Their shirts said “I’ll walk with you.” And walk they did.
Encircle: LGBTQ+ Family and Youth Resource Center marched down University Avenue on Wednesday morning in the Freedom Festival Grand Parade pre-parade, one year after the group was not allowed to participate in the event.
The group passed by a cheering crowd spotted with small rainbow flags and umbrellas as they carried a large banner with the group’s name and carried red, white and blue balloons as “This is Me” from “The Greatest Showman” played.
“We teared up a little,” said Natalie Landrey, who lives in Provo and came to the parade Wednesday to support the LGBTQ community.
She had brought 2,000 rainbow flags to hand out the day before and of the parade. She said of the 1,000 people she interacted with, only five were rude.
In June, parade organizers initially denied parade applications submitted by five LGBTQ organizations, including Encircle. The groups were then told they could resubmit their entries, which four of the five did. Four groups marched in the parade Wednesday.
Jerilyn Hassell Pool, the founder of QueerMeals, was camped out in an area in front of a home in the 300 North block of University Avenue on Wednesday. The area was donated to QueerMeals by the homeowner and was decorated in rainbow flags. Volunteers handed out free rainbow stickers and flags to passersby and the group hosted a barbecue.
QueerMeals was initially denied from the parade and Hassell Pool decided not to reapply.
“I decided it was a better idea to create a safe space for people to wear what they want,” Hassell Pool said.
She said LGBTQ people have always marched in the parade, they just haven’t been out.
Except for a few “hiccups” with members of the crowd, things went smoothly.
“We know Provo is ready for greater visibility,” Hassell Pool said.
A handful of LGBTQ groups lined the parade route to show support for the LGBTQ groups participating in the prade. The Bell Room hosted a viewing party for Provo Pride and PFLAG Provo/Utah County members viewed the parade from in front of an antiques store. Both spaces were donated.
“I feel a lot of support from the community,” said Randy Glasscock, the president of PFLAG Provo/Utah County.
Glasscock watched the parade from the sidelines Wednesday morning. He hopes the parade provided more exposure for the LGBTQ community and will make the area safe for LGBTQ children.
Luann Hawker decided to watch from the sidelines instead of marching with PFLAG in the parade because she felt LGBTQ people needed to be the ones participating in the parade. She said her son, who is a member of the LGBTQ community, could have used seeing LGBTQ groups in the parade while he was still closeted.
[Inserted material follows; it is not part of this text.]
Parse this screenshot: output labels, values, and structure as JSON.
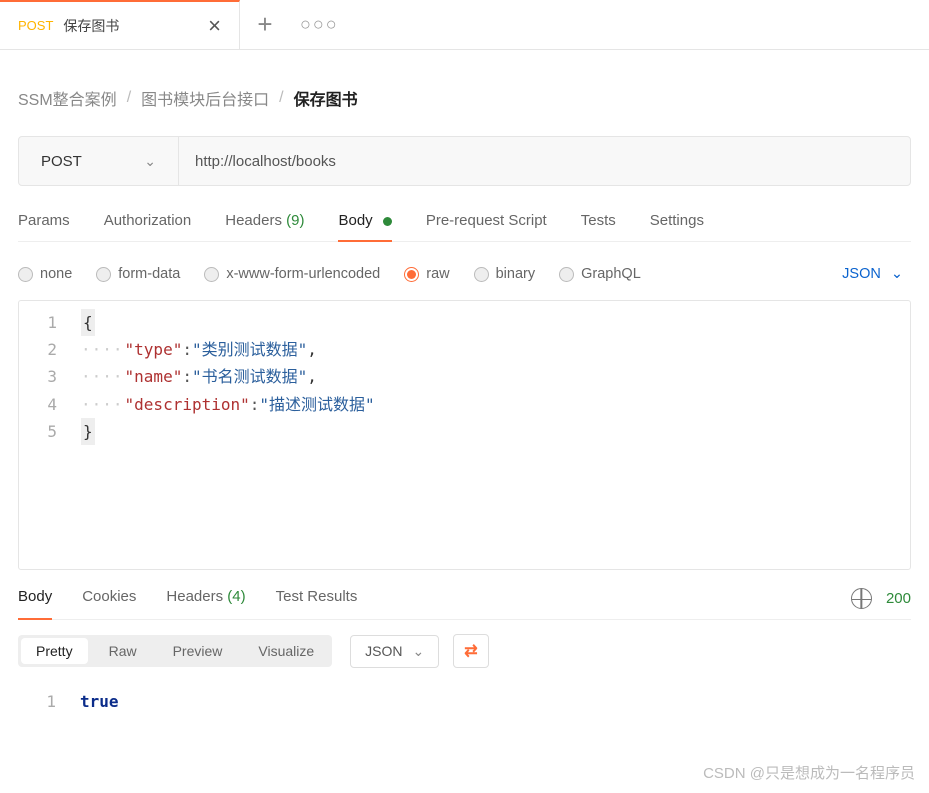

“LGBTQ families are part of the community,” Hawker said. “Rainbow flags aren’t ‘other,’ they are just another part.”
Encircle participated in the pre-parade, where groups are allowed to have more participants and interact with the crowd, while Mormons Building Bridges, PFLAG and Provo Pride participated in the grand parade.
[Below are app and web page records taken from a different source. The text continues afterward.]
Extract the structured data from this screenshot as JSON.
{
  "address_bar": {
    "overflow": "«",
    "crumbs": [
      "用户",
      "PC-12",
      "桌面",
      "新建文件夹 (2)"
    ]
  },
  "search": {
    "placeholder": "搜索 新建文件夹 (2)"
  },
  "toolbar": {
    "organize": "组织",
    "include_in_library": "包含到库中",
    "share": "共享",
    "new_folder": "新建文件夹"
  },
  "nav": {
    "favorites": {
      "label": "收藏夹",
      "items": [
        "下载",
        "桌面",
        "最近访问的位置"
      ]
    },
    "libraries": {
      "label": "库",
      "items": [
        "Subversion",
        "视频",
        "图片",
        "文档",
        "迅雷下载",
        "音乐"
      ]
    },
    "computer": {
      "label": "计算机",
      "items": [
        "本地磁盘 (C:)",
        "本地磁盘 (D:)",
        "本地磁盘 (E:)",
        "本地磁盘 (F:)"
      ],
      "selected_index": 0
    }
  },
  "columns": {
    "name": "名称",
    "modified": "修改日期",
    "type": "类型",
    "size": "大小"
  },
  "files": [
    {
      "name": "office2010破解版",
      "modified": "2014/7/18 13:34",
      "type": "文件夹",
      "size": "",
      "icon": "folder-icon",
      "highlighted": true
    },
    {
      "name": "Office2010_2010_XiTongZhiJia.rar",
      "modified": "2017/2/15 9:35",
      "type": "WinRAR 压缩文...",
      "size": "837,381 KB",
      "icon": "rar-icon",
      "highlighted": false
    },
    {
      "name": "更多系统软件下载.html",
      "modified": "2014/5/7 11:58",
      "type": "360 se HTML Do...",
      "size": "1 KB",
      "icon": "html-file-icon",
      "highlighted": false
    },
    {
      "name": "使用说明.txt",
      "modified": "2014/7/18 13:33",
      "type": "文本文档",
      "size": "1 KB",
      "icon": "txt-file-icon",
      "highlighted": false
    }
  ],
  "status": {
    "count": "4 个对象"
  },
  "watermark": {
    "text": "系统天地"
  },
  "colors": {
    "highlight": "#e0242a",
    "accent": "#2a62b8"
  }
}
The pre-parade started at 8 a.m. Wednesday and was followed by the Grand Parade at 9 a.m. Thousands of people lined the parade route to watch dozens of entries, including marching bands, military vehicles, elected leaders and large character balloons walk down University Avenue in Provo before turning onto 200 South and then 200 East.
Josh Jacobs, who is on the board of Provo Pride and Spectrum, Utah Valley University’s LGBTQ organization, is confident the groups will be allowed in the parade next year.
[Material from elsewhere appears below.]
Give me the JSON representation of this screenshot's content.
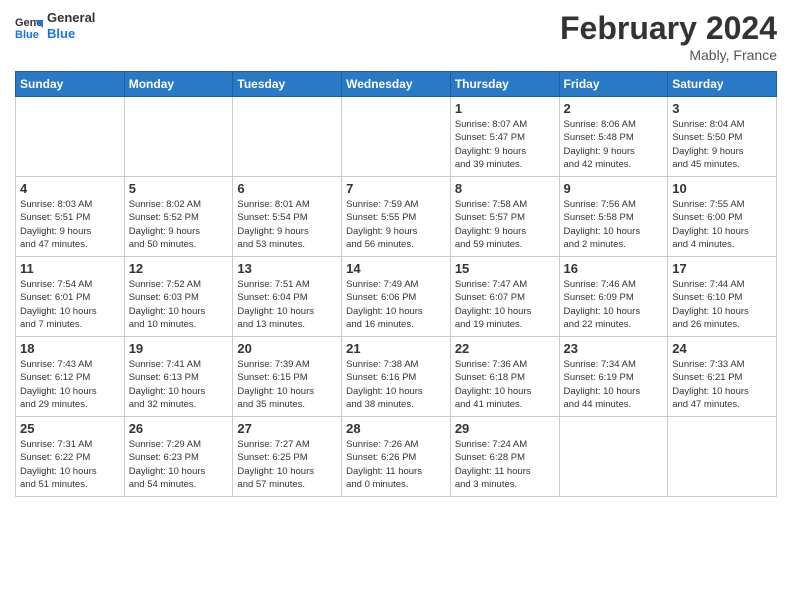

He chose to watch the parade instead of marching in it.
“Here on the sidelines, we can do whatever we want, to have our voice to say whatever we want,” Jacobs said.
Camping overnight to save a spot the day of the parade has become a tradition for Chance Clift, who now brings his daughter to the parade. He’s been camping out the night before for the past 15 years.
He had his space decorated with rainbow flags Wednesday morning to show his support.
Encircle was originally told their entry was denied because it wasn’t patriotic enough. After Encircle’s entry passed, he said he thought it showed American pride well.
“It was as patriotic as any other float in the parade,” he said.